Alert Sign Dear reader, online ads enable us to deliver the journalism you value. Please support us by taking a moment to turn off Adblock on Dawn.com.

Alert Sign Dear reader, please upgrade to the latest version of IE to have a better reading experience

.

ISLAMABAD, June 28: The Supreme Court on Wednesday froze a jirga ruling of handing over five minor girls to a victimised family as compensation over a murder in Jacobabad and ordered the police to submit an inquiry report within two weeks.

The district police officer (DPO), Kashmore, Shahab Mazhar, who produced the minor girls on an earlier direction of the court, was told to conduct an independent inquiry and arrest whosoever was guilty, be it PPP member National Assembly Mir Hazar Khan Bijarani or a local influential.

Chief Justice Iftikhar Mohammad Chaudhry, while presiding over a chamber hearing, also directed the DPO to provide protection to local journalists who were receiving threats for airing programmes regarding the jirga decision on regional television.

The chief justice along with Justice Abdul Hameed Dogar and Justice Saiyed Saeed Ashhad were hearing a complaint of a freelance anthropologist Samar Minallah against handing over of five girls namely Aamna, 5; Bashiran, 2 (both daughters of Rahmatullah); Shehzadi, 6; Meerzadi, 2 (both daughters of Hafeezullah), and Noor Bano, 3 (daughter of Yar Ali) to the victim’s family as compensation.

The jirga, which was presided over by PPP Member National Assembly Mir Hazar Khan Bijarani, was called to settle a decade-old feud between two rival groups by offering five minors as compensation and penalising a Rs1million fine on both the warring parties.

The feud began in 1997 when Miandad Banglani was killed in a shootout between the Hafiz Qamaruddin and Ali Yar Banglani groups over Karo-kari (honour killing) charges in the Kamal Magsi village, Tehsil Thull, District Jacobabad. The police registered the case after nine years; that too after the media highlighted the injustice. Yar Ali has already been arrested by the police.

It may be mentioned that in remote areas of Sindh disputes are usually settled by marrying off young girls belonging to the offender’s family with the victim’s family instead of giving blood money as compensation for the crime committed by male members of the family.

Tehsil Nazim Thull Akbar Banglani and Peer Bharchoondi Mian Abdul Khalique, who had attended the jirga, were also present during the hearing.

The programme on the jirga decision was recorded by a regional television and played during the hearing containing the statement of Yar Ali and Rehmatullah, the fathers of three of the girls, in Sindhi language endorsing the allegations that the girls were given in compensation to the victim’s family and the decision of marriage had been decided by the jirga.

Advocate General Sindh Anwar Mansoor, who provided a compact disk containing the televised programme, also informed the court that Chief Minister Sindh Arbab Ghulam Rahim had also taken strict notice on holding of the jirga and its decision.

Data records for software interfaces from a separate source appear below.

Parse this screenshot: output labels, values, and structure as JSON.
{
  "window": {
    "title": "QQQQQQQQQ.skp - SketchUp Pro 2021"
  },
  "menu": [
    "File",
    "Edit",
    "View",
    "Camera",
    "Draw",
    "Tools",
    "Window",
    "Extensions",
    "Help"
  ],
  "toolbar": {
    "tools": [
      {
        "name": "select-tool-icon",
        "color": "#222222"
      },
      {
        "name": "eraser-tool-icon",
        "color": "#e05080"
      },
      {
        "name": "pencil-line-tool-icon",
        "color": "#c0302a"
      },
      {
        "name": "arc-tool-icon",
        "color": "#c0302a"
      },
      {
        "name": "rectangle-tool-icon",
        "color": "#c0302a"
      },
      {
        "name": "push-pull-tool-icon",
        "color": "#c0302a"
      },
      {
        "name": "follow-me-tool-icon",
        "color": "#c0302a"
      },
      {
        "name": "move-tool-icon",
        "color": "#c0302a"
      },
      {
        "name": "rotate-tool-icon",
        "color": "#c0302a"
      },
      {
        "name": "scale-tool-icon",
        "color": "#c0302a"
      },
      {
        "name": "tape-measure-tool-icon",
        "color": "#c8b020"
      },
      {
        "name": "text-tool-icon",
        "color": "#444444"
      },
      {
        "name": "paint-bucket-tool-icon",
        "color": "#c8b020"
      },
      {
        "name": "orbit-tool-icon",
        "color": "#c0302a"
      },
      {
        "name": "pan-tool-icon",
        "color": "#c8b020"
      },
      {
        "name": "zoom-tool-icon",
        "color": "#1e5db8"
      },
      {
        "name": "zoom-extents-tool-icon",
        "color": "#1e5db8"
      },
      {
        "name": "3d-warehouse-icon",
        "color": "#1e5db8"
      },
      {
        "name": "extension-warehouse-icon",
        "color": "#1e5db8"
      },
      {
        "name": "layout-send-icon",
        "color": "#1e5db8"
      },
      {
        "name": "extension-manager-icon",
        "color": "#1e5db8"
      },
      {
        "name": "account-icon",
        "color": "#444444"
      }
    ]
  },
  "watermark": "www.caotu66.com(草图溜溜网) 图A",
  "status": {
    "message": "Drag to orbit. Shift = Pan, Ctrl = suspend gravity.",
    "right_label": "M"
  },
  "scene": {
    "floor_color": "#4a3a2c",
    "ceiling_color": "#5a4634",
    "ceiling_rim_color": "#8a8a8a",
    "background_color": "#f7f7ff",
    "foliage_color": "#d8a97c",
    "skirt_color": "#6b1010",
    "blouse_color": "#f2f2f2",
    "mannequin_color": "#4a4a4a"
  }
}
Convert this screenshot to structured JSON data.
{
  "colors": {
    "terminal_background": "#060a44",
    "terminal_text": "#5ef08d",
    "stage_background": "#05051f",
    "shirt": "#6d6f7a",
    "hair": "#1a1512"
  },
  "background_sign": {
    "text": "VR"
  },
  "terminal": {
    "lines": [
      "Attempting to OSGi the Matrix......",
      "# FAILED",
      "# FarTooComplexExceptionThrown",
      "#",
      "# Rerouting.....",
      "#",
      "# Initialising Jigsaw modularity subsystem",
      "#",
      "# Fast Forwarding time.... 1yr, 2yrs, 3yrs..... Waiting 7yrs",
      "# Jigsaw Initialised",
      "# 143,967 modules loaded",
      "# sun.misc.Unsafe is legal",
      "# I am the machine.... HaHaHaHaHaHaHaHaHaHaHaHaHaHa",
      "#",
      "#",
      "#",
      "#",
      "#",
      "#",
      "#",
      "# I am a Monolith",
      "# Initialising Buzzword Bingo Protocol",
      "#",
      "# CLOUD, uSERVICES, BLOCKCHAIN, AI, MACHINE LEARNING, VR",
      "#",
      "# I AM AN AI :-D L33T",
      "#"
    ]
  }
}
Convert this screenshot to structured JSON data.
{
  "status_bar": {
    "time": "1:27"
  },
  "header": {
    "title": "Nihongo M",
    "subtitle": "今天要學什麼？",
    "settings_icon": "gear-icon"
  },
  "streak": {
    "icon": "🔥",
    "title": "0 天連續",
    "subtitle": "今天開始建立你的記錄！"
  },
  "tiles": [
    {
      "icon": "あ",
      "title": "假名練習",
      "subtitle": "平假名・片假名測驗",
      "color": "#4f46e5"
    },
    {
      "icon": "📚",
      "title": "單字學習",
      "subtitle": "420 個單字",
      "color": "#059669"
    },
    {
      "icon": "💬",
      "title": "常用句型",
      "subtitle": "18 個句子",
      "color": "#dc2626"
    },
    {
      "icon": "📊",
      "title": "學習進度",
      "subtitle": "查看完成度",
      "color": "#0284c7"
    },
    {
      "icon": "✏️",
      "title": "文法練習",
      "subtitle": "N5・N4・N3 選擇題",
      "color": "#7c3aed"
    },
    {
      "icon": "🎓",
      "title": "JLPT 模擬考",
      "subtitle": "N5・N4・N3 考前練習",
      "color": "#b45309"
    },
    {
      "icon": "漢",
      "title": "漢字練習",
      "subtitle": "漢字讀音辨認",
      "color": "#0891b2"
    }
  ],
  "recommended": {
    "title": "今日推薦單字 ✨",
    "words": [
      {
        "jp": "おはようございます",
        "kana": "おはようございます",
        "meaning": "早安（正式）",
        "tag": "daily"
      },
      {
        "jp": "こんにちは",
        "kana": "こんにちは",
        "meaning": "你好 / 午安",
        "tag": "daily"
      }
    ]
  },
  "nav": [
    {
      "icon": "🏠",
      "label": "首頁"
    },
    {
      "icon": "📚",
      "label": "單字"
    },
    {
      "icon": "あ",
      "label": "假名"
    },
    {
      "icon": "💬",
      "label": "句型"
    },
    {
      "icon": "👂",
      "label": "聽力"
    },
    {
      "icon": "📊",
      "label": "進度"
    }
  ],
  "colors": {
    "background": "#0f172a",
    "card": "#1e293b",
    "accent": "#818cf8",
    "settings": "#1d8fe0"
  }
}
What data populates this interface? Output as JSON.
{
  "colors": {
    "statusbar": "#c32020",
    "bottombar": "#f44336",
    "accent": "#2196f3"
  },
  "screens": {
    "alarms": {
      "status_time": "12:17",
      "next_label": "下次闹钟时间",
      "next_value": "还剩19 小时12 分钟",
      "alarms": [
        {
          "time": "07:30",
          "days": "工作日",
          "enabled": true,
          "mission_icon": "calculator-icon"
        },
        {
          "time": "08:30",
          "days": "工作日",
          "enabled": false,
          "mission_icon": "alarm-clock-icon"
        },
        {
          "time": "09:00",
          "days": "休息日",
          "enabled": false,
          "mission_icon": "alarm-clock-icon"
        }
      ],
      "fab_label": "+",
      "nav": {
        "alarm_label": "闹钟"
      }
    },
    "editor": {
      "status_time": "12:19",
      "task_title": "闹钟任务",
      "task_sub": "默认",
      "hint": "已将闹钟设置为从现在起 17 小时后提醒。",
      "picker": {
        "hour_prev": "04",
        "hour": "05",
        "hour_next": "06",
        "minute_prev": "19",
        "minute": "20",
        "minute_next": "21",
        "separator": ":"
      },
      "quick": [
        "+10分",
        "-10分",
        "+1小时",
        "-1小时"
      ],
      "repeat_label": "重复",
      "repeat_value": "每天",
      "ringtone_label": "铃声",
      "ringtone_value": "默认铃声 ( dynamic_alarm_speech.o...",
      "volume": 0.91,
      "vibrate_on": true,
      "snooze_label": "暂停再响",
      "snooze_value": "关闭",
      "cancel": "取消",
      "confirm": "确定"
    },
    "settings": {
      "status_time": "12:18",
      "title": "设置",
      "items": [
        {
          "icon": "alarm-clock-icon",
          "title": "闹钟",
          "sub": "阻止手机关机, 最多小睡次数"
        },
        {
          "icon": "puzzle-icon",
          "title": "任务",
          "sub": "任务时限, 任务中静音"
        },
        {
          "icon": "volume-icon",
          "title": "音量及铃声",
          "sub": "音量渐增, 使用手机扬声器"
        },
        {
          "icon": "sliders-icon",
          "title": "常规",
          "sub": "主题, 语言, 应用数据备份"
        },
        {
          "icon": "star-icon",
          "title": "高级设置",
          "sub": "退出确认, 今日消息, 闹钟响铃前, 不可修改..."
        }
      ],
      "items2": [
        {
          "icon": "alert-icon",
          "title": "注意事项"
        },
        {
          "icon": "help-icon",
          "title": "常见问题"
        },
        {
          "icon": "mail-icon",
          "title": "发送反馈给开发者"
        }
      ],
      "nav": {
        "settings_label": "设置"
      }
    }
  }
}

Advocate Sardar Latif Khosa represented Mir Hazar Khan Bijarani while Advocate Syed Mansoor Ali Shah represented Samar Minallah.

Advocate Mansoor also in formed the court about an identical incident where a jirga in Shikarpur handed over two girls as compensation over a dispute between Imdad Sethar and his cousin Mohammad Ramzan Sethar regarding 11 buffaloes. Ramzan had failed to pay the amount valued as the price for the 11 buffaloes to Imdad, owner of the buffaloes. The case pertained to Lakhi Ghulam Shah Taluka of Shikarpur district.

The case was heard by the jirga which ordered Ramzan to hand over his two daughters Heer, 9, and Karima, 1, as compensation to Imdad. The man was imposed to sign documents for handing over his daughters.

The chief justice also ordered the DPO, Shikarpur, to investigate the matter and submit a report.